Providing quality education to students is expensive, and often schools cannot include everything they would like to do for their students in the school budgets. To ease financial strain and provide more opportunities, schools often hold fundraisers. Because the schools are not service providers or manufacturers, they must get help from businesses to make these fundraisers work. Businesspeople who are aware of fundraisers a school wants to do can offer their products or services to the school without waiting for the school to approach them.
Look at your product or service inventory. Use product or service descriptions to ascertain which products or services would be marketable in a school community. Typically, items offered during school fundraisers are easy to transport or confirm through the students who sell and are desired consistently. Chocolate bars and candy is a classic example, but if there is a need for something that you cannot transport, such as massages or furniture, you can confirm the sales with certificates the buyer can redeem. Conduct market research to determine what products or services are in demand given the demographics of the school community. Determining the right product for the consumer is one of the four "Ps" of marketing, along with selecting the right price, place and promotion.
Review the goals of the fundraising campaign. Narrow down the products and services that connect most directly to those goals. For instance, if the school needs new marching band uniforms and you sell music and books, then offering your CDs or digital audio downloads is more appropriate than offering your texts. Find an indirect spin if none of your products or services connect directly to the fundraising goals. For example, if you are an eye doctor and the school needs books, you can't offer texts, but you could offer discounted exams by connecting vision to the ability to read and participate in the classroom.

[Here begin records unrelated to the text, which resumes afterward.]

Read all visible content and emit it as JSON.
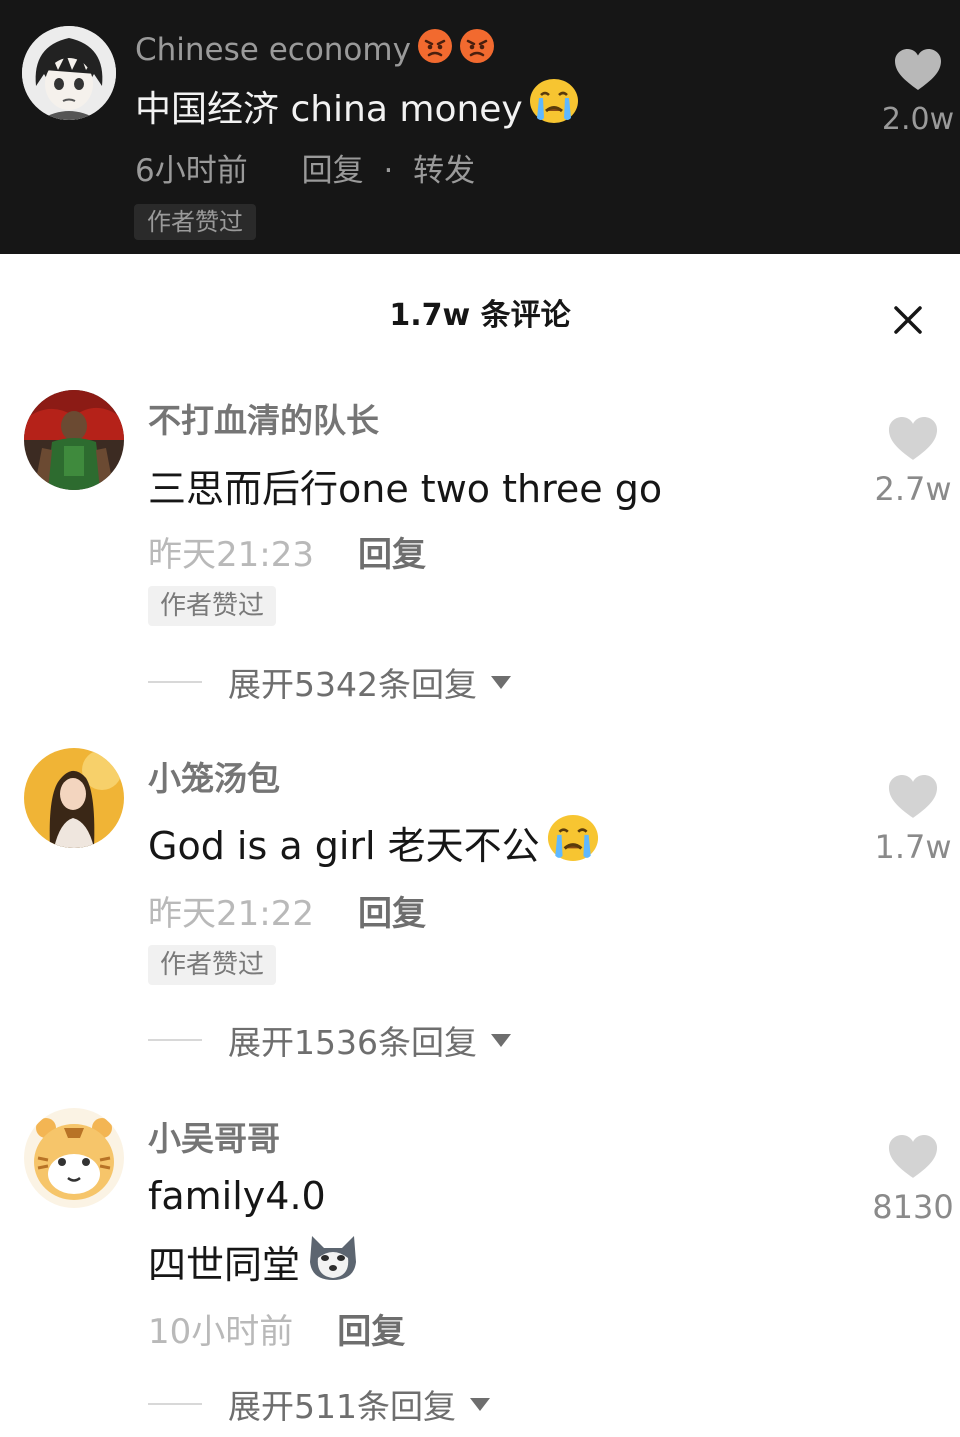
{
  "top_comment": {
    "avatar_icon": "anime-avatar-icon",
    "username": "Chinese economy",
    "username_emojis": [
      "angry-face-emoji",
      "angry-face-emoji"
    ],
    "content": "中国经济 china money",
    "content_emoji": "crying-face-emoji",
    "time": "6小时前",
    "reply_label": "回复",
    "separator": "·",
    "forward_label": "转发",
    "author_liked_tag": "作者赞过",
    "like_count": "2.0w"
  },
  "panel": {
    "title": "1.7w 条评论",
    "close_icon": "close-icon"
  },
  "comments": [
    {
      "username": "不打血清的队长",
      "content": "三思而后行one two three go",
      "time": "昨天21:23",
      "reply_label": "回复",
      "author_liked_tag": "作者赞过",
      "expand_label": "展开5342条回复",
      "like_count": "2.7w"
    },
    {
      "username": "小笼汤包",
      "content": "God is a girl 老天不公",
      "content_emoji": "crying-face-emoji",
      "time": "昨天21:22",
      "reply_label": "回复",
      "author_liked_tag": "作者赞过",
      "expand_label": "展开1536条回复",
      "like_count": "1.7w"
    },
    {
      "username": "小吴哥哥",
      "content_line1": "family4.0",
      "content_line2": "四世同堂",
      "content_emoji": "husky-dog-emoji",
      "time": "10小时前",
      "reply_label": "回复",
      "expand_label": "展开511条回复",
      "like_count": "8130"
    }
  ],
  "colors": {
    "dark_bg": "#161616",
    "light_bg": "#ffffff",
    "muted_text": "#9a9a9a",
    "like_icon_dark": "#b8b8b8",
    "like_icon_light": "#d3d3d3"
  }
}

Gather financial documents for your company, and look at your figures to determine what sales agreement you can offer the school with your product or service. Offer the product or service as a straight donation if you want the marketing exposure alone. If you cannot afford to offer the product completely for free, determine what percent of the sale you would need in order to prevent a financial loss.
Draw up informational brochures or other materials that describe the products or services you are offering to the school.
Contact the school by phone or email to find out who you should contact with the fundraising offer.
Write a letter detailing your understanding of the school fundraiser. Tell the school not only about your products or services but also the experience that makes you a trustworthy provider. Detail the terms you'd be able to provide, such as the number of products and the percentage of profits you'd need to keep and refer to the informational documents. Instruct the recipient how to contact you and request a formal meeting to discuss the offer.
Send your letter, along with the informational materials, to the recipient.
Set a date with the recipient of your letter to discuss the fundraiser. Attend the meeting, and explain in more detail what you can do for the school. Provide hard numbers about how the agreement would help the school meet its objectives, if possible.
Set up a contract for the fundraising agreement if the school agrees to use your product or service. Follow up with a thank you note or letter regardless of whether the school accepts the offer.